Two ways to express
Kat's bladder is sometimes near her ribcage and sometimes near her tail, sometimes in the middle of her body and sometimes over to one side (depending on how full her colon is...) I express (Kat) in two ways, I either go in from underneath, using my thumb on one side and first two fingers on the other, with the last two fingers curled up as a kind of "stop" to try and stop the bladder moving around, or sometimes I go in from above the spine, with the bases of the palms of my hands almost touching and 3 or 4 fingers on each side exploring to find the bladder. When you feel something kind of "rubbery bally" in between them, that's it! It's the only thing in there that feels like that. You can then press from above or keep it located with one hand while you go in from underneath with the other.
Expressing a cat over the litter box
Expressing an animal is tricky the first few times, but gets much easier with patience and practice. Mom expresses mimosa twice a day even though she is not incontinent. She has trouble getting in and out of a litter box, so at about the same time each day, mom picks her up & expresses her over the box.
Put your hand just below the ribcage and squeeze, moving down towards the hips. You can usually feel the bladder as a hard roundish lump. The bladder is slippery and can get out of your grasp easily. For months Mimosa knew just when to wiggle to make us lose her bladder.
When the bladder is against the hips - and so doesn't have anywhere to escape to - you can squeeze the urine out.
Expressing a cat who won't hold still
I scruff him with my R hand, then I use the L one to find his bladder. I start at his ribs, just in case, but I always find it right between his hips. I then squeeze, readjusting my hand as necessary. I know I'm in the right spot because, frankly, his penis/scrotum start to twitch (sometimes a tiny drop of pee will appear, as well). I've never heard of that sign before, but it may be because he is, at this point, unneutered. Then pee usually rolls out with a lot of force, enough to even reach across the room.
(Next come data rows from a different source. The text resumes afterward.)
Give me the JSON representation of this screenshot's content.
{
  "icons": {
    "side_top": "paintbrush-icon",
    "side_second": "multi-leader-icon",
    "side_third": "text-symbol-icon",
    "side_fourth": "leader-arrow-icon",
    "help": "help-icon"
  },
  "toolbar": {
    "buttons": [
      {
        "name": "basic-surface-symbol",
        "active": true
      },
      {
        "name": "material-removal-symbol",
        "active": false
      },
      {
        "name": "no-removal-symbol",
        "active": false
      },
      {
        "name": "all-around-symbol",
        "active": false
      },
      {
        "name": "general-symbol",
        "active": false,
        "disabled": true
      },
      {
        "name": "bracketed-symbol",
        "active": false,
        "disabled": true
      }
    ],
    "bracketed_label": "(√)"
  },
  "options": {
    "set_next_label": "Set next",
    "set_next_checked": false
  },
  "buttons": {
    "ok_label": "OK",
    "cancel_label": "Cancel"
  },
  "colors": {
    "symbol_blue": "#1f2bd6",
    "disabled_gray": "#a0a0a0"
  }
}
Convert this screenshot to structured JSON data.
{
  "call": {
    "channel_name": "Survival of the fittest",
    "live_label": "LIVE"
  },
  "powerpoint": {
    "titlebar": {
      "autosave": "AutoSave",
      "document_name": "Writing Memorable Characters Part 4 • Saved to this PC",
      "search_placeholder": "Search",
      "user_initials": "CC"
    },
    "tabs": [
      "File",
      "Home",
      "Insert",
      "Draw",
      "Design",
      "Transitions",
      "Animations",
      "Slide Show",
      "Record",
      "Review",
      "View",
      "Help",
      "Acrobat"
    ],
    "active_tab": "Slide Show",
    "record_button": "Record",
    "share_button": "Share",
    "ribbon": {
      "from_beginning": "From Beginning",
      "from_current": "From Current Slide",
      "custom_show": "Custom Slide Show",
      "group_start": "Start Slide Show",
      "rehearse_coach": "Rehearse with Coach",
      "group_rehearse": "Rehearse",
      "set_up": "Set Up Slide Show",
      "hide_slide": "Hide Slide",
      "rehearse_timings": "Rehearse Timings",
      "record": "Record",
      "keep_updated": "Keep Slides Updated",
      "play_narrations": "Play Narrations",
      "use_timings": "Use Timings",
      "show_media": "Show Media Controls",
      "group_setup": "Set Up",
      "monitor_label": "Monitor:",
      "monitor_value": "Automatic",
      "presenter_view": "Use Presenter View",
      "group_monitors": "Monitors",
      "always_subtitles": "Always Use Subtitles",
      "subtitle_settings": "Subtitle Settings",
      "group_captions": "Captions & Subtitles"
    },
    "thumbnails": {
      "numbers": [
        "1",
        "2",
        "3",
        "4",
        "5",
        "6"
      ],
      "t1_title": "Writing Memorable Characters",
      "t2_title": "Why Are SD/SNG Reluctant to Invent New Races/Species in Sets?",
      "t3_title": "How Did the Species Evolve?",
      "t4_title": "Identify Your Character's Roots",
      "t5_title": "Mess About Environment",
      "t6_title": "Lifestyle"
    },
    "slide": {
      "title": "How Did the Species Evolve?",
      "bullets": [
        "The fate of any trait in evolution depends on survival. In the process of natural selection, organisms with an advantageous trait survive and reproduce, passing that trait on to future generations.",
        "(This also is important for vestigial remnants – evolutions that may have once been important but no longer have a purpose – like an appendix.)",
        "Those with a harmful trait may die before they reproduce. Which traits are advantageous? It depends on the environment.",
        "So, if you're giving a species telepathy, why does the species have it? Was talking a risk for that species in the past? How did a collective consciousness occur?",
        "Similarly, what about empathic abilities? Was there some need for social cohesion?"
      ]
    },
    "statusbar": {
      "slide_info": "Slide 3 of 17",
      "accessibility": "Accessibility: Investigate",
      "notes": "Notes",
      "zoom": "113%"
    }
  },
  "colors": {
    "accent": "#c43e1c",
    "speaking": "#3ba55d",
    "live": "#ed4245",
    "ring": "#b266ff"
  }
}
To say he squirts like a firehose is NO exaggeration!!
This kitty has balance and coordination problems. (She is also missing her hind leg and tail.) She is easy to hold because she weighs only 5 lbs. Here is a basic hold, supporting her over the litter box before expressing.
Here the bladder is being squeezed with the right hand while she continues to be supported with the left. The bladder has been trapped against the hips.
Notice how far the bladder is being compressed as it empties. (Click photos to enlarge)
Kitties and young cats may protest being expressed
We've been expressing Mimosa for almost three years now, she STILL complains loudly. RRRRROOOOWWWWLLL!!!!!! She no longer thrashes like she used to. Legume complained with growls & scratching, but his bladder was painful. Mimosa's bladder isn't.
(Note: If your cat has bladder control but has difficulty using a standard litter box, see also Litterbox for handicapped pet).
One night I was sitting at the table trying to express Jaime and I was so down. I couldn't feel her bladder and I was too tired to take her to the emergency vet. I started rubbing the thigh of her leg and she peed alittle on my hand. Then, I progressed upward and rubbed her genitals she began peeing more and more. My vet and I were amazed. I used this technique for several months. When I used this technique I would rub her vigorously. I would rub her and then, let her rest and continued off and on for about 10 to 20 minutes. This solution was like a God send until I learned to express her. I couldn't continue this indefinately because she got alot of infections but it got us through until I learned to express her.